The results are remarkable, among other things, because of the understanding of the abstract ownership relationships, the distinction between appearance and reality and the perspective-taking abilities involved in children’s responses. The authors also emphasize how attuned any child can be to minor features of an object that indicate that it is her unique object and not a substitute.

These findings also offer a different (experimental, cognitive) perspective on the phenomenon of “transitional objects,” first described by Donald Winnicott in the 1950s.

A remarkable study indeed.

Ekman on emotions

Ekman, P. (1984). Expression and the Nature of Emotion. In Approaches to emotion. http://doi.org/10.1017/CBO9781107415324.004

I plan to read and write more about emotions, as I am interested in the topic of self-possession vs. being possessed (or overwhelmed) by emotions. I wonder whether the use of ownership-related terms in this field is metaphorical, or rather points to a fundamental aspect of human experience: the fact that one must first possess oneself (one’s own body and actions) in order to possess other things.
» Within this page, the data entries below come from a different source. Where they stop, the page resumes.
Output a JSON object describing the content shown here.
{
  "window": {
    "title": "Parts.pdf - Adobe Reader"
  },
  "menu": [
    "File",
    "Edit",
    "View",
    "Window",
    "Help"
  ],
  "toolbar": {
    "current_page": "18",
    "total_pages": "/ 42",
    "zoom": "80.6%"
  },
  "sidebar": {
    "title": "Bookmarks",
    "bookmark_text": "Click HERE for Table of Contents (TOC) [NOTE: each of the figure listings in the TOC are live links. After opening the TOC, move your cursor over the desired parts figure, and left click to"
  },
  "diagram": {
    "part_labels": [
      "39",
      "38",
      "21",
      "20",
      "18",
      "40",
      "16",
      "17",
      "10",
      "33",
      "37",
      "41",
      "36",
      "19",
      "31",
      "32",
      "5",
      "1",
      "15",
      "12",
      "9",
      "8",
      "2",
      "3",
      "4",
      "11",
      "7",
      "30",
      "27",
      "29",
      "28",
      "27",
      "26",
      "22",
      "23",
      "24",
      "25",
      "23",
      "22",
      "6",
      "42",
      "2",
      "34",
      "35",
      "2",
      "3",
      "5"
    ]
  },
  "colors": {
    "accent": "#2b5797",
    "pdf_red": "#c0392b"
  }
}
Many philosophers (Locke comes to mind, but also Hegel and Aristotle) have drawn this relationship between self-possession (or self-governance, being master of oneself) and personhood (being an agent in the world with the capacity to possess and own stuff).

In this article (a classic), Ekman distinguishes emotions from other reactions (mainly reflexes) and other affective phenomena, such as moods, emotional traits and affective disorders.

He also establishes 10 main characteristics of emotion:

  1. There is a distinctive pan-cultural signal for each emotion.
  2. There are distinctive, universal, facial expressions of emotion that can also be traced phylogenetically.
  3. Emotional expression involves multiple signals.
  4. The duration of emotion is limited.
  5. The timing of emotional expression reflects the details of a particular emotional experience.
  6. Emotional expression can be graded in intensity, reflecting variations in the strength of the subjective experience.
  7. Emotional expression can be totally inhibited.
  8. Emotional expressions can be convincingly simulated.
  9. Each emotion has pan-human commonalities in its elicitors.
  10. Each emotion has a pan-human pattern of the autonomous nervous system (ANS) and central nervous system (CNS) change.